by Rob Goffee and Gareth Jones | August 8, 2012, Harvard Buisness Review
They are all over the Games. They greet you at the airport. They direct you from the trains. They guide you through the Olympic Park. Danny Boyle acknowledged them as the key to the success of the opening ceremony.
There are 70,000 of them, constituting nearly half of the Olympic workforce, Britain’s biggest peacetime mobilization of people since the Second World War. They make this extraordinary event possible.
They are the volunteers … and they are everywhere.
Their approach is a joy. They talk to strangers with enthusiasm. They make jokes about the weather. They are helpful and polite. They love what they are doing. They say “have a nice day.” And they mean it.
When visitors marvel about the spirit of the games, the volunteers are a very big part of it. They are drawn from every corner of the UK and every background.
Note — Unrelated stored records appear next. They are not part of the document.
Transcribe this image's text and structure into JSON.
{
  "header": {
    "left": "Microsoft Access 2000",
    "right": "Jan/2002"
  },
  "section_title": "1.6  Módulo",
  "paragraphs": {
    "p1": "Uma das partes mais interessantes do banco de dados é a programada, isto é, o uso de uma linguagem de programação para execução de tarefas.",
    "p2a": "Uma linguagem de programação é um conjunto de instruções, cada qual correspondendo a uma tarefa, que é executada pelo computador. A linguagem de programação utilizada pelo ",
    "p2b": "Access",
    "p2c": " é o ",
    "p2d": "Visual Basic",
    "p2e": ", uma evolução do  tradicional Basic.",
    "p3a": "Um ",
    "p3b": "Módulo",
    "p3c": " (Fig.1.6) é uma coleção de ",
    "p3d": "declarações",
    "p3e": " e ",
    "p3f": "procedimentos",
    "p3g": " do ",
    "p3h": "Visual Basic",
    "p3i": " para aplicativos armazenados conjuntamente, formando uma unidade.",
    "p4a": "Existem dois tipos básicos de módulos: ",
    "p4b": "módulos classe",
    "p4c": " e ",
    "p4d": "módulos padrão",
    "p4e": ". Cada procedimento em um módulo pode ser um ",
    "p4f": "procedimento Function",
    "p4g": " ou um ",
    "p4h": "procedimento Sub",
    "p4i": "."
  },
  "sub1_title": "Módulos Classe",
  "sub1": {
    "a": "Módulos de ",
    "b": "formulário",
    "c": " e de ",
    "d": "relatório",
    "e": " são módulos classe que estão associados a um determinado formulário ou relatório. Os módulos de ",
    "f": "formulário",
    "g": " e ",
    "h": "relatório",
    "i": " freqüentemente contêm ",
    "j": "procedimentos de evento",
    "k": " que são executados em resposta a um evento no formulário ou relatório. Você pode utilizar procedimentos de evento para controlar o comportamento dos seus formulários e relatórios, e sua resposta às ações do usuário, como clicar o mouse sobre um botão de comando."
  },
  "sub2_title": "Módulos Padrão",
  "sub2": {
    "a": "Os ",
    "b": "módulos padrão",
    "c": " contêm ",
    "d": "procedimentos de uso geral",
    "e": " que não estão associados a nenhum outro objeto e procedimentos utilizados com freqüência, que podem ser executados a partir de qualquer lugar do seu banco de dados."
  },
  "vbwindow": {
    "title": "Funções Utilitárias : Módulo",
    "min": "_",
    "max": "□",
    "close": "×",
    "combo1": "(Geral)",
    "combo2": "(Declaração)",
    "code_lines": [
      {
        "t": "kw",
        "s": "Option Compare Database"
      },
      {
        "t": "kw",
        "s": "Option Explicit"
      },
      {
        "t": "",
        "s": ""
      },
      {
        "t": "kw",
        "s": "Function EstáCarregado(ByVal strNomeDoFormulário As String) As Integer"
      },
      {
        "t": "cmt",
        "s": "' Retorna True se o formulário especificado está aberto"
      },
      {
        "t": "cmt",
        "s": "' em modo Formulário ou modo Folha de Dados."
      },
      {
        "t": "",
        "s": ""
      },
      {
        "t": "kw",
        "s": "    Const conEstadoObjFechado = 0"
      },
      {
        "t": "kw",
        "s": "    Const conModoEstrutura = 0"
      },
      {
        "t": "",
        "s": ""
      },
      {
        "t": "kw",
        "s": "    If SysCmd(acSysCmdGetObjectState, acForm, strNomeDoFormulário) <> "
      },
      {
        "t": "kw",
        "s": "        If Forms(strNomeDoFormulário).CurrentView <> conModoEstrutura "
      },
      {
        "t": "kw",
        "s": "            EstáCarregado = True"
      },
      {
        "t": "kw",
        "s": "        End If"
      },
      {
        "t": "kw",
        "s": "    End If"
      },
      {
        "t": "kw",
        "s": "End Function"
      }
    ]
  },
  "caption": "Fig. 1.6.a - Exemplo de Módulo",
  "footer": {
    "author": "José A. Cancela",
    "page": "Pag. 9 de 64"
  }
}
Filling their ranks are students and pensioners, the unemployed alongside high flyers. A very senior oil executive who is a neighbor of ours was at Heathrow greeting incoming teams at 5:00 in the morning. He loved it.
What’s more, their enthusiasm is contagious. It affects others who are “normal” employees. Airport staff seem to have a new spring in their step. Policemen have a smile. The underground staff are really keen to help you on your way. The people cleaning tables at the food stalls pause to ask how you are.
What these workers are doing is exceeding the normal expectations of their roles. And what a difference it makes. We get carried along, too. As “customers“? Well, not really. We feel in partnership, sharing a joint enthusiasm for what is unfolding in front of us. We are in this together as people.
A theme of our recent research is that, when people interact with an enterprise, they don’t want to encounter mere role-players—no matter how skilful they might be in their roles. They want authenticity, a sense that people are personally invested in their work. Curiously, the unpaid volunteers are providing just that sense. They are expressing their personal quirks and foibles in the seemingly mundane activities of giving people directions. They are expressing overwhelming enthusiasm and pride in taking part in something positive and important.
So what can the corporate world learn from all this? Certainly it is a world in which managers talk solemnly about their “engagement” efforts. And certainly that is because disengagement—a deep-rooted disenchantment with work—is a pervasive problem.
The Olympic volunteers remind us what real engagement looks like. They show us what organizations that fan the enthusiasm of their participants can deliver. They give new life to the old-fashioned notion that good work gives us good societies.
Of course, we sometimes see such passion in the business world, in the wild enthusiasms of R&D professionals in innovative engineering and pharmaceutical companies. Or more mundanely, when a shop assistant dispenses honest advice, drawing on long experience and real empathy for the problem a customer is trying to solve. We see it in the greengrocer who points with pride to the freshest vegetables, and the bartender who greets you by name and knows your favorite drink.
The “authentic organizations” we’ve found in our research are set apart by these small markers of humanity—and we’re finding that they outperform their competitors in the marketplace.
Here’s what we’re concluding: If companies organized more to draw on and fuel enthusiasms, and less to maximize efficiency, the problem of disengagement would be gone forever. The volunteers of the Olympics hint at what an alternative customer experience might look like. And it looks very exciting.
Rob Goffee is a professor of organizational behavior at London Business School. Gareth Jones is a visiting professor at IE Business School, in Madrid, and a Fellow of the Centre for Management Development at London Business School. They are the authors of Cleverand Why Should Anyone Be Led by You?.